Angelina Yershova | CosmoTengri
Twin Paradox Records (CD/DL)
One thing is for sure, our planet needs all the help it can get, and any record that puts this forward gets my attention. Here is CosmoTengri the new disc by Kazakh composer Angelina Yershova (dedicated to Bakhtiyar Amanzho) out on Roman imprint Twin Paradox. Issues such as deforestation and sustainability are global concerns, and let’s dive into the way in which she addresses this delicate socio-eco-political topic.
The gentle cascade of a stream is paired with stringed abstraction at first, and the mood slowly curdles as it evolves on Korgau. As you can see in the above video compatriot and environmental activist Saltanat Tashimova is found amongst the trees of a mountain plateau in the Ile-Alatau State National Park. The piece opens up with a stirring tension like a heartbeat off its cycle. Voices and suspenseful cadences quiver as a rustling drone withers into a disembodied harmony.

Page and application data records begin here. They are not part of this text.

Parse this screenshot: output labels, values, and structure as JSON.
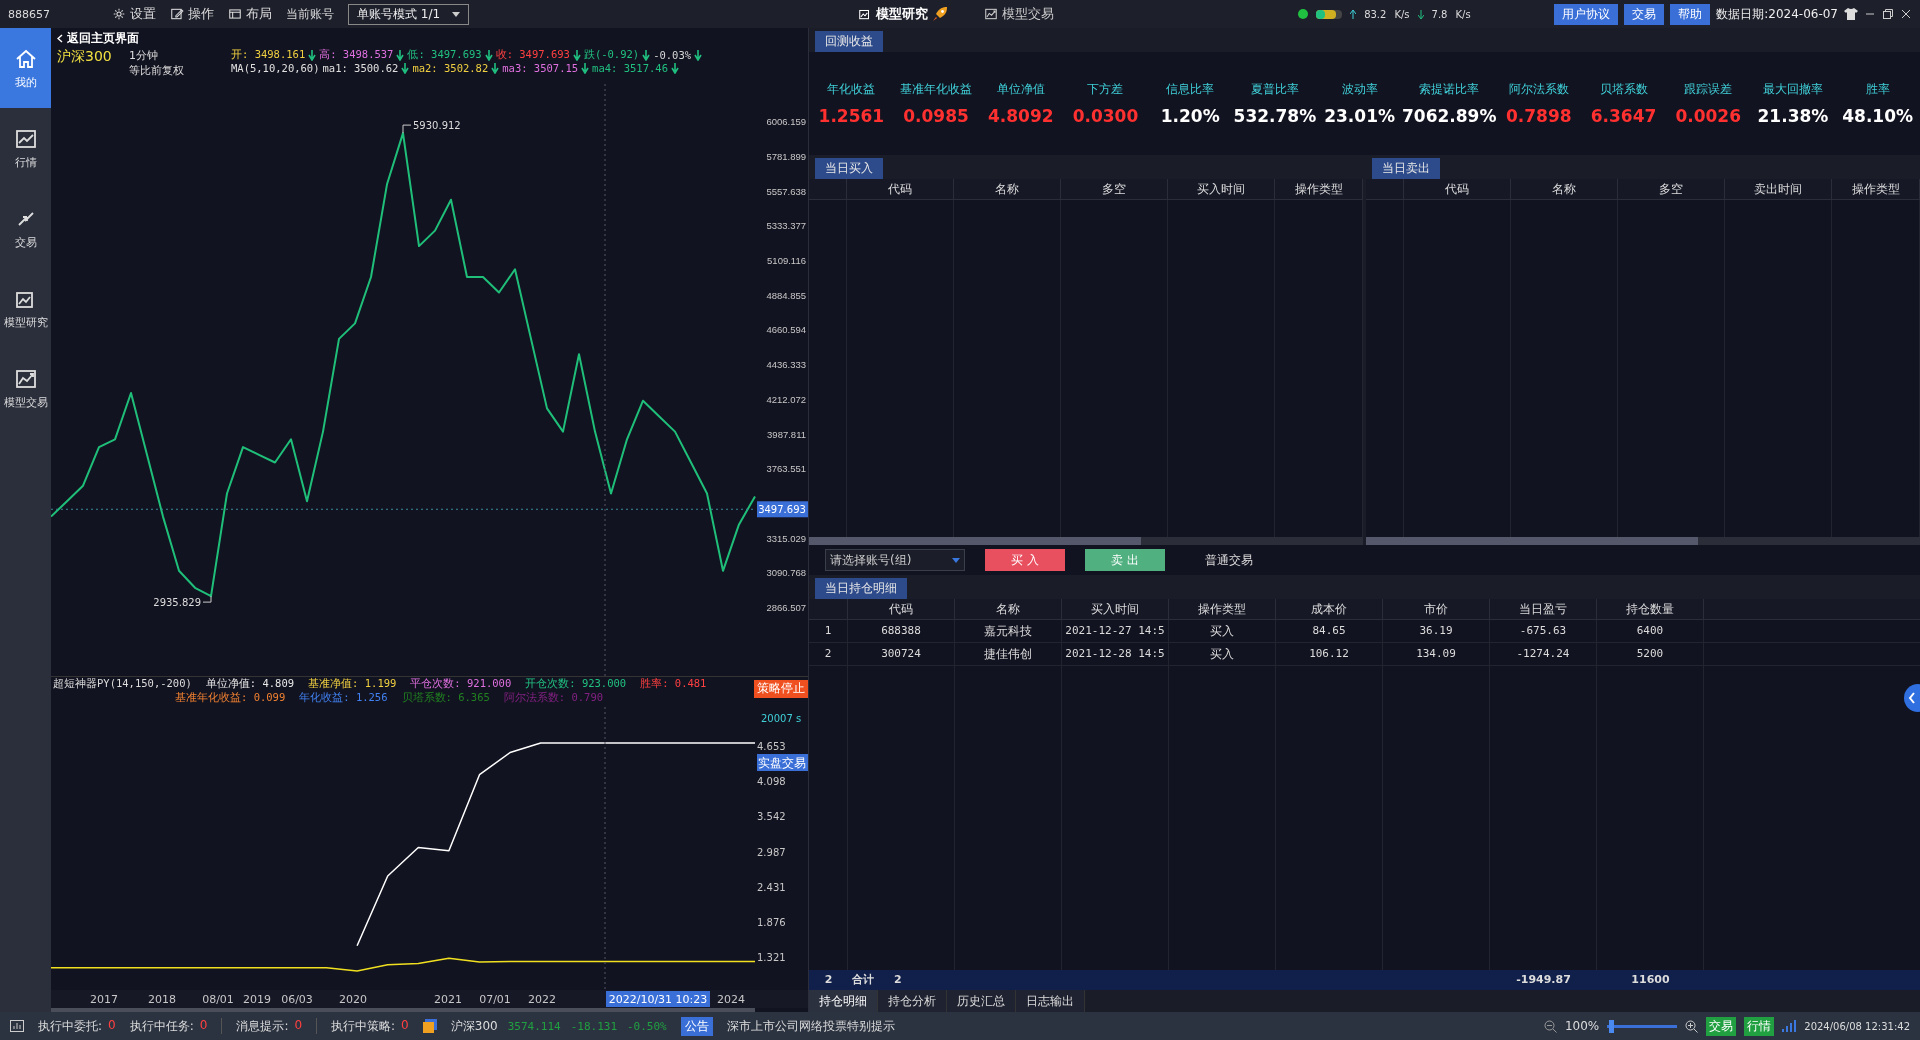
{
  "top_bar": {
    "account": "888657",
    "menu": [
      {
        "label": "设置",
        "kind": "gear"
      },
      {
        "label": "操作",
        "kind": "edit"
      },
      {
        "label": "布局",
        "kind": "layout"
      }
    ],
    "account_label": "当前账号",
    "account_mode": "单账号模式 1/1",
    "modules": [
      {
        "label": "模型研究",
        "kind": "research",
        "selected": true
      },
      {
        "label": "模型交易",
        "kind": "trading",
        "selected": false
      }
    ],
    "upload_speed": "83.2",
    "upload_unit": "K/s",
    "download_speed": "7.8",
    "download_unit": "K/s",
    "buttons": [
      "用户协议",
      "交易",
      "帮助"
    ],
    "data_date": "数据日期:2024-06-07"
  },
  "sidebar": {
    "items": [
      {
        "label": "我的",
        "kind": "home",
        "selected": true
      },
      {
        "label": "行情",
        "kind": "chart",
        "selected": false
      },
      {
        "label": "交易",
        "kind": "trade",
        "selected": false
      },
      {
        "label": "模型研究",
        "kind": "research",
        "selected": false
      },
      {
        "label": "模型交易",
        "kind": "trading",
        "selected": false
      }
    ]
  },
  "chart_header": {
    "back": "返回主页界面",
    "symbol": "沪深300",
    "period": "1分钟",
    "adjust": "等比前复权",
    "quote": [
      {
        "text": "开: 3498.161",
        "color": "#f0d040"
      },
      {
        "text": "高: 3498.537",
        "color": "#e070e0"
      },
      {
        "text": "低: 3497.693",
        "color": "#20c080"
      },
      {
        "text": "收: 3497.693",
        "color": "#ff4040"
      },
      {
        "text": "跌(-0.92)",
        "color": "#20c080"
      },
      {
        "text": "-0.03%",
        "color": "#d8d8d8"
      }
    ],
    "ma": [
      {
        "text": "MA(5,10,20,60)",
        "color": "#e0e0e0",
        "arrow": false
      },
      {
        "text": "ma1: 3500.62",
        "color": "#e0e0e0",
        "arrow": true
      },
      {
        "text": "ma2: 3502.82",
        "color": "#f0d040",
        "arrow": true
      },
      {
        "text": "ma3: 3507.15",
        "color": "#e070e0",
        "arrow": true
      },
      {
        "text": "ma4: 3517.46",
        "color": "#20c080",
        "arrow": true
      }
    ]
  },
  "price_chart": {
    "current_price": "3497.693",
    "chart_data": {
      "type": "line",
      "ylim": [
        2399.8,
        6248.6
      ],
      "ref_lines": [
        {
          "axis": "y",
          "value": 3497.693
        }
      ],
      "yticks": [
        6006.159,
        5781.899,
        5557.638,
        5333.377,
        5109.116,
        4884.855,
        4660.594,
        4436.333,
        4212.072,
        3987.811,
        3763.551,
        3315.029,
        3090.768,
        2866.507
      ],
      "series": [
        {
          "color": "#1fbf7a",
          "values": [
            3450,
            3550,
            3650,
            3900,
            3950,
            4250,
            3850,
            3450,
            3100,
            2990,
            2936,
            3600,
            3900,
            3850,
            3800,
            3950,
            3550,
            4000,
            4600,
            4700,
            5000,
            5600,
            5931,
            5200,
            5300,
            5500,
            5000,
            5000,
            4900,
            5050,
            4600,
            4150,
            4000,
            4500,
            4000,
            3600,
            3950,
            4200,
            4100,
            4000,
            3800,
            3600,
            3100,
            3400,
            3580
          ]
        }
      ],
      "annotations": [
        {
          "text": "5930.912"
        },
        {
          "text": "2935.829"
        }
      ]
    }
  },
  "strategy": {
    "name": "超短神器PY(14,150,-200)",
    "status": "策略停止",
    "stats": [
      {
        "text": "单位净值: 4.809",
        "color": "#e8e8e8"
      },
      {
        "text": "基准净值: 1.199",
        "color": "#f0d040"
      },
      {
        "text": "平仓次数: 921.000",
        "color": "#e070e0"
      },
      {
        "text": "开仓次数: 923.000",
        "color": "#20c080"
      },
      {
        "text": "胜率: 0.481",
        "color": "#ff4040"
      }
    ],
    "stats_2": [
      {
        "text": "基准年化收益: 0.099",
        "color": "#f08030"
      },
      {
        "text": "年化收益: 1.256",
        "color": "#4080f0"
      },
      {
        "text": "贝塔系数: 6.365",
        "color": "#208020"
      },
      {
        "text": "阿尔法系数: 0.790",
        "color": "#802080"
      }
    ],
    "elapsed": "20007 s",
    "mode": "实盘交易",
    "chart_data": {
      "type": "line",
      "ylim": [
        0.8,
        5.269
      ],
      "yticks": [
        4.653,
        4.098,
        3.542,
        2.987,
        2.431,
        1.876,
        1.321
      ],
      "series": [
        {
          "color": "#ffffff",
          "values": [
            null,
            null,
            null,
            null,
            null,
            null,
            null,
            null,
            null,
            null,
            1.5,
            2.6,
            3.05,
            3.0,
            4.2,
            4.55,
            4.7,
            4.7,
            4.7,
            4.7,
            4.7,
            4.7,
            4.7,
            4.7
          ]
        },
        {
          "color": "#f0e020",
          "values": [
            1.15,
            1.15,
            1.15,
            1.15,
            1.15,
            1.15,
            1.15,
            1.15,
            1.15,
            1.15,
            1.1,
            1.2,
            1.22,
            1.3,
            1.24,
            1.25,
            1.25,
            1.25,
            1.25,
            1.25,
            1.25,
            1.25,
            1.25,
            1.25
          ]
        }
      ]
    },
    "time_axis": [
      {
        "label": "2017",
        "highlighted": false
      },
      {
        "label": "2018",
        "highlighted": false
      },
      {
        "label": "08/01",
        "highlighted": false
      },
      {
        "label": "2019",
        "highlighted": false
      },
      {
        "label": "06/03",
        "highlighted": false
      },
      {
        "label": "2020",
        "highlighted": false
      },
      {
        "label": "2021",
        "highlighted": false
      },
      {
        "label": "07/01",
        "highlighted": false
      },
      {
        "label": "2022",
        "highlighted": false
      },
      {
        "label": "2022/10/31 10:23",
        "highlighted": true
      },
      {
        "label": "2024",
        "highlighted": false
      }
    ]
  },
  "backtest": {
    "tab": "回测收益",
    "metrics": [
      {
        "label": "年化收益",
        "value": "1.2561",
        "color": "#ff3030"
      },
      {
        "label": "基准年化收益",
        "value": "0.0985",
        "color": "#ff3030"
      },
      {
        "label": "单位净值",
        "value": "4.8092",
        "color": "#ff3030"
      },
      {
        "label": "下方差",
        "value": "0.0300",
        "color": "#ff3030"
      },
      {
        "label": "信息比率",
        "value": "1.20%",
        "color": "#ffffff"
      },
      {
        "label": "夏普比率",
        "value": "532.78%",
        "color": "#ffffff"
      },
      {
        "label": "波动率",
        "value": "23.01%",
        "color": "#ffffff"
      },
      {
        "label": "索提诺比率",
        "value": "7062.89%",
        "color": "#ffffff"
      },
      {
        "label": "阿尔法系数",
        "value": "0.7898",
        "color": "#ff3030"
      },
      {
        "label": "贝塔系数",
        "value": "6.3647",
        "color": "#ff3030"
      },
      {
        "label": "跟踪误差",
        "value": "0.0026",
        "color": "#ff3030"
      },
      {
        "label": "最大回撤率",
        "value": "21.38%",
        "color": "#ffffff"
      },
      {
        "label": "胜率",
        "value": "48.10%",
        "color": "#ffffff"
      }
    ]
  },
  "buy_panel": {
    "title": "当日买入",
    "columns": [
      "代码",
      "名称",
      "多空",
      "买入时间",
      "操作类型"
    ]
  },
  "sell_panel": {
    "title": "当日卖出",
    "columns": [
      "代码",
      "名称",
      "多空",
      "卖出时间",
      "操作类型"
    ]
  },
  "controls": {
    "account_select": {
      "placeholder": "请选择账号(组)"
    },
    "buy_button": "买 入",
    "sell_button": "卖 出",
    "mode": "普通交易"
  },
  "holdings": {
    "title": "当日持仓明细",
    "columns": [
      "代码",
      "名称",
      "买入时间",
      "操作类型",
      "成本价",
      "市价",
      "当日盈亏",
      "持仓数量"
    ],
    "rows": [
      {
        "index": "1",
        "cells": [
          "688388",
          "嘉元科技",
          "2021-12-27 14:5",
          "买入",
          "84.65",
          "36.19",
          "-675.63",
          "6400"
        ]
      },
      {
        "index": "2",
        "cells": [
          "300724",
          "捷佳伟创",
          "2021-12-28 14:5",
          "买入",
          "106.12",
          "134.09",
          "-1274.24",
          "5200"
        ]
      }
    ],
    "total": {
      "index": "2",
      "label": "合计",
      "count": "2",
      "pnl": "-1949.87",
      "quantity": "11600"
    }
  },
  "bottom_tabs": [
    {
      "label": "持仓明细",
      "selected": true
    },
    {
      "label": "持仓分析",
      "selected": false
    },
    {
      "label": "历史汇总",
      "selected": false
    },
    {
      "label": "日志输出",
      "selected": false
    }
  ],
  "status_bar": {
    "counters": [
      {
        "label": "执行中委托:",
        "value": "0"
      },
      {
        "label": "执行中任务:",
        "value": "0"
      },
      {
        "label": "消息提示:",
        "value": "0"
      },
      {
        "label": "执行中策略:",
        "value": "0"
      }
    ],
    "index": {
      "name": "沪深300",
      "price": "3574.114",
      "change": "-18.131",
      "percent": "-0.50%"
    },
    "notice": {
      "badge": "公告",
      "text": "深市上市公司网络投票特别提示"
    },
    "zoom": {
      "value": "100%",
      "level": 0.02
    },
    "badges": [
      "交易",
      "行情"
    ],
    "time": "2024/06/08 12:31:42"
  }
}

The ethereal mood is interrupted by the inner whispers and rising tones of Tumbleweed. The composer changes the channel to something a bit more rhythmical that flies between gorgeous undulating stringed melodies and a pulse of funky techno rounded jitter. After the opening, this was a bit of a surprise, but given the density of the work I’ve been exposed to of late, it is completely refreshing to hear something emerge by breaking genre-based expectations for something contemporary and fresh. There are other hushed voices and flecks of funk built-in throughout but where this all seems to merge ever-so-nicely with a hand of restraint, but not too much so, is on Jelsiz Jel. The track has this sense of tone-float that vibrates from a center and sends these broad tendrils of postmodern dance music outward (think Atom™ or even latter day A Certain Ratio).

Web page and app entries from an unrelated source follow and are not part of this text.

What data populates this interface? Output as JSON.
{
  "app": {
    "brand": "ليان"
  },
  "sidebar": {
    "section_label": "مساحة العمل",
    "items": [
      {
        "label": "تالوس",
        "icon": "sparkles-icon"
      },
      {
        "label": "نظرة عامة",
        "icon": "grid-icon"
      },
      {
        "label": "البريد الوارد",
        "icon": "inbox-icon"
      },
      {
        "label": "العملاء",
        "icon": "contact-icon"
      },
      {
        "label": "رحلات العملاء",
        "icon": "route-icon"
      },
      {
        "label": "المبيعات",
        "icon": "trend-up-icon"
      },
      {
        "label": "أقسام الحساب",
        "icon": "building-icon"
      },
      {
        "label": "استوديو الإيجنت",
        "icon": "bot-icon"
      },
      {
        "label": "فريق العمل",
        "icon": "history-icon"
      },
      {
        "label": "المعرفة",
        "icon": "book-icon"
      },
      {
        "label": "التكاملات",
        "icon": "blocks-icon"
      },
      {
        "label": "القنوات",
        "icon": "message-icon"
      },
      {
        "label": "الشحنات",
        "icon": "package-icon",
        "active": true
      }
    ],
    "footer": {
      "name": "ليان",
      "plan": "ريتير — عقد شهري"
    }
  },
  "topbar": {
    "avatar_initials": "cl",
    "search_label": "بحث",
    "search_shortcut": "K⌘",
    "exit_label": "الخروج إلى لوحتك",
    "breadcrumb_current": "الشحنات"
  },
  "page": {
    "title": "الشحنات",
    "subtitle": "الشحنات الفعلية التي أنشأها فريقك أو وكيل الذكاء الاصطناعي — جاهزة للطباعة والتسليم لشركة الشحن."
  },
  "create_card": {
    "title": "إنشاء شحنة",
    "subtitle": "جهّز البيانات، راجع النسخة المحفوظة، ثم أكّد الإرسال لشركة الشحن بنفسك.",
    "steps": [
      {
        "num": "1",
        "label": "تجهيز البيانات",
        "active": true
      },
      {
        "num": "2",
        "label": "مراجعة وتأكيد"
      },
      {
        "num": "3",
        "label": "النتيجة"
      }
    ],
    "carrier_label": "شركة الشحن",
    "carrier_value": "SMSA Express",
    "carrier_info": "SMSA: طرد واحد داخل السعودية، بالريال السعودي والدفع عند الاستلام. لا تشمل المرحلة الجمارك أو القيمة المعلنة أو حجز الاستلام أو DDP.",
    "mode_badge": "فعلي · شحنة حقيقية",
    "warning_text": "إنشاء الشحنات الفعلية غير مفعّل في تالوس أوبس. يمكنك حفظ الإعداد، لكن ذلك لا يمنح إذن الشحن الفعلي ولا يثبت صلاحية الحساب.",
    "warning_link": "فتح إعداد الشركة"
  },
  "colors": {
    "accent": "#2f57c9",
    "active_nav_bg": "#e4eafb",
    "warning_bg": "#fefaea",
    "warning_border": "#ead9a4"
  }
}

The title track dips back into a predominately moody bent of textural drones that ride like night time waves. Construed within this track, methodically or subliminally, are bits from traditional Middle Eastern themes (listen for the delicate wavering strings) as well as a touch of the industrial burring that rises and fades and circulates. Yershova seems like a passionate sound sculptor, in her next piece the odd pairing of throat singing v. flying saucers seems an exuberant choice but somehow this manages to not only pay off, but offer her more transcendent side featuring a more excerpted meditative sense of stasis. Khan Tengri, as such, is by far my favorite piece here, its pure body music, inducing mental flux and pushing the ‘refresh‘ button. My only issue is this is the shortest piece on the record – and I can only imagine an entire hour-long work with this as its core.
Finally her Ecstatic Dance begins the conclusion of CosmoTengri. It’s like mixing some of the outlandish soundtrack work by artist Mike Kelley with the more fleeting esoteric tribal ambient techno of Chris & Cosey – with the added circumstances (and eccentricities) etched from her roots in landlocked Kazakhstan. This chugs with a revved beat all its own. If you are looking to get lost get on this train — wow, just wow!